Last week I got to do one of those with my friends at Soultime, while on Bowen Island. Dave Waugh was the one that offered it, a twenty minute bare foot walk in the forest. I don’t want to over describe my experience with too much rational thinking brain to flesh out the “why.” For me it was enough to encounter the world through different senses, and to disrupt the normal goto habits.

Off the twelve of us went. In silence. And with invitation to pay attention. Some carried a question. For me, it was just an intent that I realize is a super important operating system for me. Mostly looking down at the ground and taking slow, short steps (that was the invitation) I decided that I wanted to pay attention to what surprised me and to what felt beautiful.

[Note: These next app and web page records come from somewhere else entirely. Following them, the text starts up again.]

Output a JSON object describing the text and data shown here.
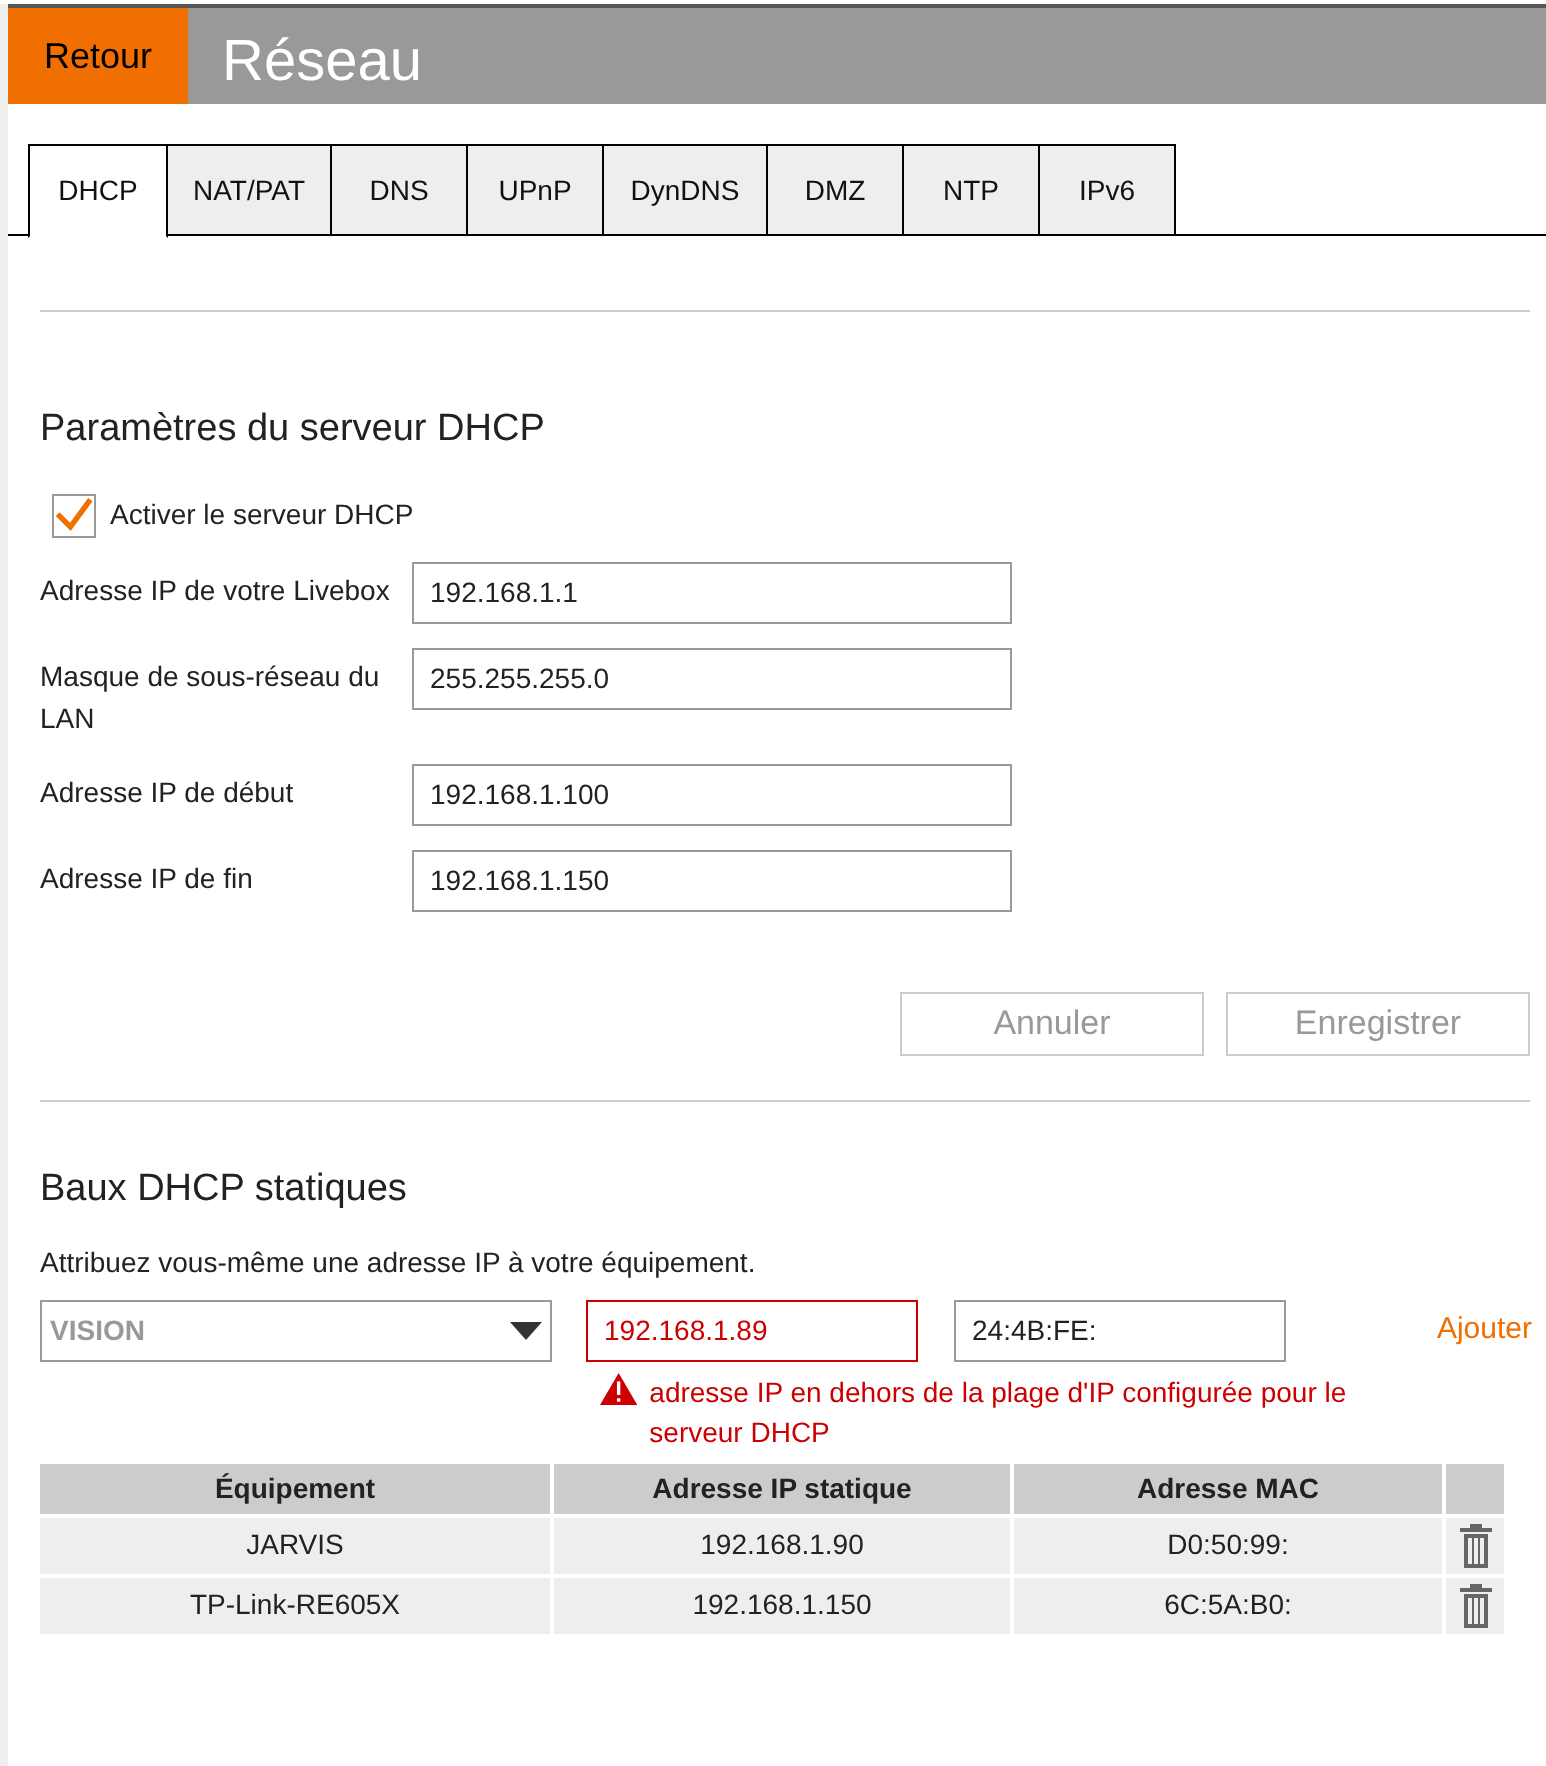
{
  "header": {
    "back_button": "Retour",
    "title": "Réseau"
  },
  "tabs": [
    {
      "label": "DHCP",
      "selected": true
    },
    {
      "label": "NAT/PAT",
      "selected": false
    },
    {
      "label": "DNS",
      "selected": false
    },
    {
      "label": "UPnP",
      "selected": false
    },
    {
      "label": "DynDNS",
      "selected": false
    },
    {
      "label": "DMZ",
      "selected": false
    },
    {
      "label": "NTP",
      "selected": false
    },
    {
      "label": "IPv6",
      "selected": false
    }
  ],
  "dhcp_server": {
    "heading": "Paramètres du serveur DHCP",
    "enable": {
      "label": "Activer le serveur DHCP",
      "checked": true
    },
    "fields": [
      {
        "label": "Adresse IP de votre Livebox",
        "value": "192.168.1.1"
      },
      {
        "label": "Masque de sous-réseau du LAN",
        "value": "255.255.255.0"
      },
      {
        "label": "Adresse IP de début",
        "value": "192.168.1.100"
      },
      {
        "label": "Adresse IP de fin",
        "value": "192.168.1.150"
      }
    ],
    "buttons": [
      {
        "label": "Annuler",
        "disabled": true
      },
      {
        "label": "Enregistrer",
        "disabled": true
      }
    ]
  },
  "static_leases": {
    "heading": "Baux DHCP statiques",
    "description": "Attribuez vous-même une adresse IP à votre équipement.",
    "device_select": {
      "value": "VISION"
    },
    "ip_field": {
      "value": "192.168.1.89",
      "invalid": true
    },
    "mac_field": {
      "value": "24:4B:FE:"
    },
    "add_link": "Ajouter",
    "error": "adresse IP en dehors de la plage d'IP configurée pour le serveur DHCP",
    "table": {
      "columns": [
        "Équipement",
        "Adresse IP statique",
        "Adresse MAC"
      ],
      "rows": [
        {
          "device": "JARVIS",
          "ip": "192.168.1.90",
          "mac": "D0:50:99:"
        },
        {
          "device": "TP-Link-RE605X",
          "ip": "192.168.1.150",
          "mac": "6C:5A:B0:"
        }
      ]
    }
  }
}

First thing that caught my attention (because this is less about strategizing an outcome) was a simple piece of a branch that was about the size and length of my index finger. It had been splintered in roughly half. Dried bark on the outside. A couple of oval layers of tan and brown on the inside. The surprise and beauty that I immediately wondered about was about the story of this little branch. Was it broken from chopping wood. Was it splintered from falling off of a tree? Was it carried and dropped by a bird? It was intriguing to me that there was story to this little branch, as there is story to pretty much everything. The story has always been the interesting part of the encounter.

I walked further. Slow steps. Again mostly looking down. It was a sunny day which made all of this very easy. I was loving the silence. I was loving the simplicity as I began to feel the ground with my feet. As if they were my hands. The soft green moss. Even the crunchy dried branches part — it was good to feel what I normally wouldn’t when wearing shoes. I loved walking on a fallen log. Different textures. Different feels. More surprise and more beauty — I suppose these are always there if we are willing to give them attention.

As I continued to walk, still mostly looking down, I decided to look up through the trees. Again, simple as it sounds, the contrast of experience from such deliberate looking down, well that was delicious. The blue sky through the tree tops. The suddenly extended range beyond 6 feet to the height of the trees and the infinity of the sky. I loved it. And then, a gust of wind rushed through the trees.

Look down. Look up. Listen. That’s what I came up with.

And then the bell rang to signal return for the twelve of us to the yurt to share what we noticed.

Look for surprise and beauty. Look down. Look up. Listen.

It was just a simple exercise. Oh ya, a simple exercise that woke something up in me. Thanks Dave. Thanks Soultime.